Here is an issue, rather than the manufactured scandal or perpetual outrage, with which Democrats could actually make headway with the voters: America’s never-ending wars. From Jeff Cohen at antiwar.com:
Chants of “No More War” from delegates at the 2016 Democratic National Convention gave voice to sentiments that still resonate through the base of the party and the broad U.S. public, notably in communities with higher rates of military sacrifice.
While Trump’s 2016 victories in swing states may well have been aided by his posing as a foe of protracted war, his administration’s Mideast policies have largely exposed that masquerade. Unfortunately, the weak and confused positions of Democratic leaders on endless war and bloated military spending offer little alternative to war-weary voters.
It is long past time for the US to change, and perhaps end, its “special” relationship with the corrupt, repressive, and criminal Saudi Arabian government. From Justin Raimondo at antiwar.com:
The Saudis are doubling down on their denial that they had anything to do with the disappearance of Washington Post journalist and sometime Saudi insider Jamal Khashoggi: “enemies of the Kingdom,” they say are responsible. Nowadays that includes an awful lot of people, as the Washington cognoscenti rush to distance themselves from a regime once hailed as an exemplar of “reform.” It’s a stampede for the door, and soon there will be no on left standing: one rarely sees a collapse like this, at least when it comes to entire countries. One minute they’re on top of the world with Donald Trump, playing with swords and getting away with murder: the next minute they’re international pariahs.
Threatening “major consequences” if it turns out the Turks are right and the Saudis interrogated, tortured, and murdered Khashoggi, Trump may do far more than merely cut off Riyadh’s arms supply. He may decide to stop backing the Saudis entirely, abandoning their role as the anchor of US policy in the region, and subsequently downplaying and eventually abandoning the anti-Iranian obsession that has so far overshadowed our regional policy.

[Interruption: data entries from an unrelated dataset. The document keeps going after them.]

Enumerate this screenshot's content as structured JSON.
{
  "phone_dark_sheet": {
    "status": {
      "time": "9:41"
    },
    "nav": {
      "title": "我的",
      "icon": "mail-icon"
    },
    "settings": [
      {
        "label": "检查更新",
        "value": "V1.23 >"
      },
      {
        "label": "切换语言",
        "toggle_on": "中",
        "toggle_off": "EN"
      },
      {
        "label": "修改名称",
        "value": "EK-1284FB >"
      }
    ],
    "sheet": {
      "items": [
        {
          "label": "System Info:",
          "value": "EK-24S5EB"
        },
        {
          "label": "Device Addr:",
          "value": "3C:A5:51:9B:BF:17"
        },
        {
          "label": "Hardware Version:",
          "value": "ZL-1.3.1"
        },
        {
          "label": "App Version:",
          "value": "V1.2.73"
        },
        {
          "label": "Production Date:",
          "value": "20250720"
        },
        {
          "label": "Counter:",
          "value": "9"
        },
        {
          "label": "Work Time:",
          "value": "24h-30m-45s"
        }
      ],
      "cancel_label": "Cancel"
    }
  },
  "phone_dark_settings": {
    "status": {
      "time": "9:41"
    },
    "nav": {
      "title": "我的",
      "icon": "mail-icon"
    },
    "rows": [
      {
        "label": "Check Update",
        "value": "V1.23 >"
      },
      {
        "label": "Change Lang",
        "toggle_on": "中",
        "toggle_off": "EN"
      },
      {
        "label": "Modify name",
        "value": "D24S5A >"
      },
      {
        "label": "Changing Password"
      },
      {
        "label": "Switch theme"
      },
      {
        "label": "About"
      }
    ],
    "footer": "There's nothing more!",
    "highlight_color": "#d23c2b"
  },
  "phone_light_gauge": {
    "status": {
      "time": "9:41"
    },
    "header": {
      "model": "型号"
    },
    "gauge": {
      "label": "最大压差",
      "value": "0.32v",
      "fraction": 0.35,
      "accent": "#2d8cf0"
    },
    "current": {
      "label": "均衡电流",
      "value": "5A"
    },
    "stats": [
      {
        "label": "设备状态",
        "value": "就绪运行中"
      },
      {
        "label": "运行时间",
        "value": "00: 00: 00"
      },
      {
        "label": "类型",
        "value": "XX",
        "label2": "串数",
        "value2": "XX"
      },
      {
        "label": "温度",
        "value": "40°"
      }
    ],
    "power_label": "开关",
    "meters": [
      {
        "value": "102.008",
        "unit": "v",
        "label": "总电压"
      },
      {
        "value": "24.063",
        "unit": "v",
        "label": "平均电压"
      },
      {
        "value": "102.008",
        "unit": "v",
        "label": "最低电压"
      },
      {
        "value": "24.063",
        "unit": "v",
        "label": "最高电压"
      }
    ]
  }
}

Posted in Civil Liberties, Crime, Foreign Policy, Geopolitics, Governments, Investigations, Morality, Uncategorized
Tagged Turkey, Saudi Arabia, President Trump, Jamal Khashoggi